As the sun begins to set, the glorious Summer nights become shorter it's the first sign that the end of the summer cycling season comes to an end. However there's still one more Grand Tour that still needs to be decided. We started off the season with the Giro d'Italia at the biblical town of Jerusalem which ended in Roma with Chris Froome sealing victory after performing a unbelievable 80km attack on stage 19. We then moved onto the Grand Depart, the season showstopper, the Tour De France departing the 3 week adventure from Noirmoutier-en-l'Île to the traditional parade in Paris on the Champs Elysees with victory only finished off by Team Sky’s Gerraint Thomas after many years lurking in the shadows of Sir Bradley Wiggins and Chris Froome.
So last but not least leaves us with the Vuelta a Espana, the final Grand Tour birthed in 1935. The inaugural event began its roots with just 50 participants facing a torturous 3411 km course over 14 stages averaging 240 km per stage. In The Vuelta’s inaugural event, the Spanish unfortunately never had their day and the overall win was awarded to Belgium’s Gustaaf Deloor. History shows us that the Grand Tours were all inspired by newspaper companies trying to drive national sales to their paper by introducing these epic human challenges across the country and the Spanish newspaper, Informacion, were no exception as well. Fast forward to today and it still draws as much attention to the masses with epic battles over the last fews years with the likes of Alberto Contador winning a few editions to the petit climber Nairo Quintana and most recently Chris Froome doing the Double in 2017 winning the Tour de France and the Vuelta in the same year.Embed from Getty Images

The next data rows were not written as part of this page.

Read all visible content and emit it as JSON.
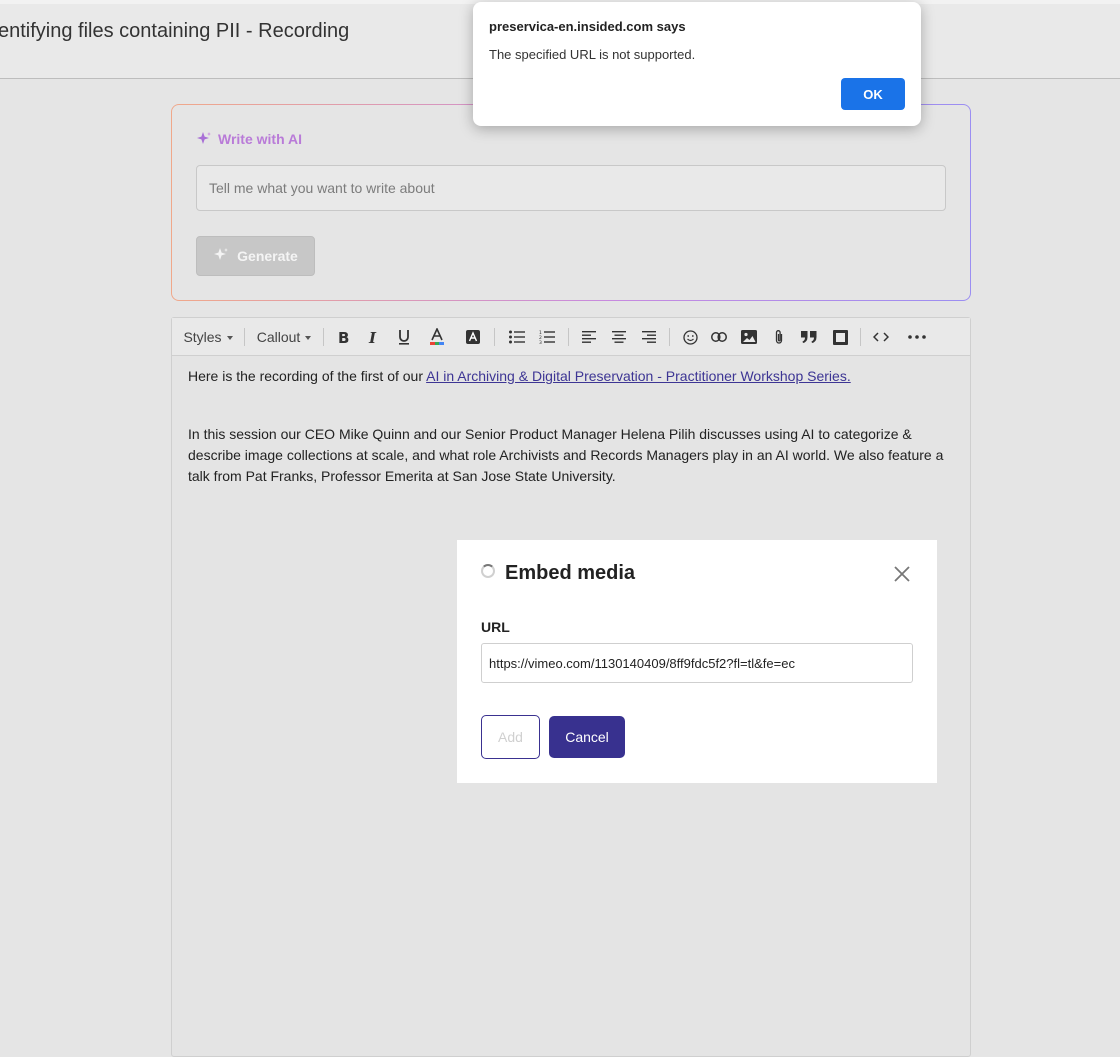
{
  "page": {
    "title": "entifying files containing PII - Recording"
  },
  "ai_panel": {
    "title": "Write with AI",
    "placeholder": "Tell me what you want to write about",
    "generate_label": "Generate",
    "accent_color": "#b97bd8"
  },
  "toolbar": {
    "styles_label": "Styles",
    "callout_label": "Callout",
    "buttons": [
      "bold-icon",
      "italic-icon",
      "underline-icon",
      "text-color-icon",
      "highlight-icon",
      "bulleted-list-icon",
      "numbered-list-icon",
      "align-left-icon",
      "align-center-icon",
      "align-right-icon",
      "emoji-icon",
      "link-icon",
      "image-icon",
      "attachment-icon",
      "quote-icon",
      "embed-icon",
      "code-icon",
      "more-icon"
    ]
  },
  "content": {
    "p1_text": "Here is the recording of the first of our ",
    "p1_link": "AI in Archiving & Digital Preservation - Practitioner Workshop Series.",
    "p2_text": "In this session our CEO Mike Quinn and our Senior Product Manager Helena Pilih discusses using AI to categorize & describe image collections at scale, and what role Archivists and Records Managers play in an AI world. We also feature a talk from Pat Franks, Professor Emerita at San Jose State University."
  },
  "embed_dialog": {
    "title": "Embed media",
    "url_label": "URL",
    "url_value": "https://vimeo.com/1130140409/8ff9fdc5f2?fl=tl&fe=ec",
    "add_label": "Add",
    "cancel_label": "Cancel",
    "primary_color": "#38318f"
  },
  "alert": {
    "title": "preservica-en.insided.com says",
    "message": "The specified URL is not supported.",
    "ok_label": "OK",
    "button_color": "#1a73e8"
  }
}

This years 73rd edition which includes 9 summit finishes are set to be another epic battle between the climbers.These key climbs are where we could see the GC battle being spiced up.
Lagos de Covadonga
Situated in Asturias near the coast this stunning climb 16 km in length boasts an average of 7.4% with an altitude of 1143m, it starts off fairly gentle before waking the legs up at 6km where the percentage shoots up to 10.8% for 2km before it allows a slight “recovery” at 8.4% for a few km’s and then at 11km into the climb it reminds you that this isn’t going to be a stroll up some beautiful Spanish climb that the percentage goes upto 12.5% for a 1km before it backs off to allow some respite for 4km before it finishes off at 11.6% for the final km and you greeted with a stunning view of the surrounding areas from the top.
Praedes de Nava
This Climb is featured on stage 14 of the Vuelta it looks to be another one of the epic stages with the profile looking more like a rollercoaster day in the saddle as the riders face 5 brutal climbs finishing on the debutant Praeres de Nava.
The final climb is where those crucial few seconds for GC could be gained with 14 stages in the legs and 171 km of warfare to face over the stages first 4 “softening” climbs before the fireworks starts on the final 4 km with an average of 12.5%.Its starts off from the go at 10% and then quickly rips the legs after the first 1km as it shoots to 15% and then it's just a battle of survival as it continues to 17% before it allows you to take a breather in the final kilometre.
Col de la Gallina
Stage 20 profile looks more like Ambush stage for those that are abit down on GC and look to gain crucial time either for a podium or to topple the Red jersey.Could this stage be another similar launch pad that the likes of A la Chris Froome on stage 19 of the Giro d Italia this year or even the errrr “fuelled” Floyd Landis on the ridiculous solo attack in the 2006 Tour de France on stage 17 either way this is the final train for those hoping to gain time or get themselves onto the podium.This short stage of a shade under 100 km looks to be carnage from the drop of the flag as the rider play on the slopes of Andorra as they face 5 tasty climbs during the course of the da, the first comes straight after the start the Col de la Comella with an average of 8.7% for 4.3 km followed by a firing squad of climbs the Coll de la Beixalis, Coll de la Ordino back to the Col de la Beixalis and Comella greeted finally by the Col da la Gallina the toughest climb in Andorra, a Google search and former Vuelta Espana stage Winner Joaquim Rodriguez claims to be one of the hardest climbs he’s ever done in his career, and regarded as one of the hardest Grand Tour of the last 30 years. Why because you simply can't get into a rhythm which will suit those pure climbers like the likes of punchy climbers like Nairo Quintana. The organisers have been a bit soft on the riders as they don’t tackle the entire climb.
The Gallina stretches 11.8km with an average of 8.3% the gradient is inconsistent with sections above 15% allowing minimal getting into a rhythm as it climbs to an altitude of 1910m, either way this is going to be an epic end to finish off the finale to finish off the Final Grand Tour